§ **Extracted data**:

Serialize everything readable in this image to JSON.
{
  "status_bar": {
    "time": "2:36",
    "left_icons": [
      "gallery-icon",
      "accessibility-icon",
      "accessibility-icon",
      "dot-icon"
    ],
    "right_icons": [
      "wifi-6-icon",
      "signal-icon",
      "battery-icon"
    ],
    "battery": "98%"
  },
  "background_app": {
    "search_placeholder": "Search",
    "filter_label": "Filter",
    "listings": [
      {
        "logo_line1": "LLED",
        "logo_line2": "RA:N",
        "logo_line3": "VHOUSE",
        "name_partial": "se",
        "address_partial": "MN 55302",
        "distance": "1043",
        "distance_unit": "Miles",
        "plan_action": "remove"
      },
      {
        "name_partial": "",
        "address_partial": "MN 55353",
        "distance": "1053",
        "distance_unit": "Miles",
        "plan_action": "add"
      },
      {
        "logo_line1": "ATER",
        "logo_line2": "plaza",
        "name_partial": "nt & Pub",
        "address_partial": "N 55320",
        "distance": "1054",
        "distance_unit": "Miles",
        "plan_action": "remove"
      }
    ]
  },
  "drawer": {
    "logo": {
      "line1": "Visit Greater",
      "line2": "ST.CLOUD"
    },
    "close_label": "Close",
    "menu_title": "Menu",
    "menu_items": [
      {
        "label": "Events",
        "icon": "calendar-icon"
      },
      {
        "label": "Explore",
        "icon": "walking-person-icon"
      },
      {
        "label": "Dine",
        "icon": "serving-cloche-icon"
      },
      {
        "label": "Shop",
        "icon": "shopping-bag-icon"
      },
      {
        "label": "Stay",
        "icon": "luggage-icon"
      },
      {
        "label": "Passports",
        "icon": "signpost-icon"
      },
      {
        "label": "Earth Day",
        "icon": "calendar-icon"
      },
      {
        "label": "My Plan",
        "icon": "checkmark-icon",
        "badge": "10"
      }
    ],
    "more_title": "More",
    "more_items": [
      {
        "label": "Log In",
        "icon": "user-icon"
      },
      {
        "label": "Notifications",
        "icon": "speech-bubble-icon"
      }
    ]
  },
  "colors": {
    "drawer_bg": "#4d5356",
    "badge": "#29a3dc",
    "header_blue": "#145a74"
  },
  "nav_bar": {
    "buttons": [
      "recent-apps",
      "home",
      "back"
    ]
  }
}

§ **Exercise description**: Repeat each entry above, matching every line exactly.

§ **Completed task**:
Serialize everything readable in this image to JSON.
{
  "status_bar": {
    "time": "2:36",
    "left_icons": [
      "gallery-icon",
      "accessibility-icon",
      "accessibility-icon",
      "dot-icon"
    ],
    "right_icons": [
      "wifi-6-icon",
      "signal-icon",
      "battery-icon"
    ],
    "battery": "98%"
  },
  "background_app": {
    "search_placeholder": "Search",
    "filter_label": "Filter",
    "listings": [
      {
        "logo_line1": "LLED",
        "logo_line2": "RA:N",
        "logo_line3": "VHOUSE",
        "name_partial": "se",
        "address_partial": "MN 55302",
        "distance": "1043",
        "distance_unit": "Miles",
        "plan_action": "remove"
      },
      {
        "name_partial": "",
        "address_partial": "MN 55353",
        "distance": "1053",
        "distance_unit": "Miles",
        "plan_action": "add"
      },
      {
        "logo_line1": "ATER",
        "logo_line2": "plaza",
        "name_partial": "nt & Pub",
        "address_partial": "N 55320",
        "distance": "1054",
        "distance_unit": "Miles",
        "plan_action": "remove"
      }
    ]
  },
  "drawer": {
    "logo": {
      "line1": "Visit Greater",
      "line2": "ST.CLOUD"
    },
    "close_label": "Close",
    "menu_title": "Menu",
    "menu_items": [
      {
        "label": "Events",
        "icon": "calendar-icon"
      },
      {
        "label": "Explore",
        "icon": "walking-person-icon"
      },
      {
        "label": "Dine",
        "icon": "serving-cloche-icon"
      },
      {
        "label": "Shop",
        "icon": "shopping-bag-icon"
      },
      {
        "label": "Stay",
        "icon": "luggage-icon"
      },
      {
        "label": "Passports",
        "icon": "signpost-icon"
      },
      {
        "label": "Earth Day",
        "icon": "calendar-icon"
      },
      {
        "label": "My Plan",
        "icon": "checkmark-icon",
        "badge": "10"
      }
    ],
    "more_title": "More",
    "more_items": [
      {
        "label": "Log In",
        "icon": "user-icon"
      },
      {
        "label": "Notifications",
        "icon": "speech-bubble-icon"
      }
    ]
  },
  "colors": {
    "drawer_bg": "#4d5356",
    "badge": "#29a3dc",
    "header_blue": "#145a74"
  },
  "nav_bar": {
    "buttons": [
      "recent-apps",
      "home",
      "back"
    ]
  }
}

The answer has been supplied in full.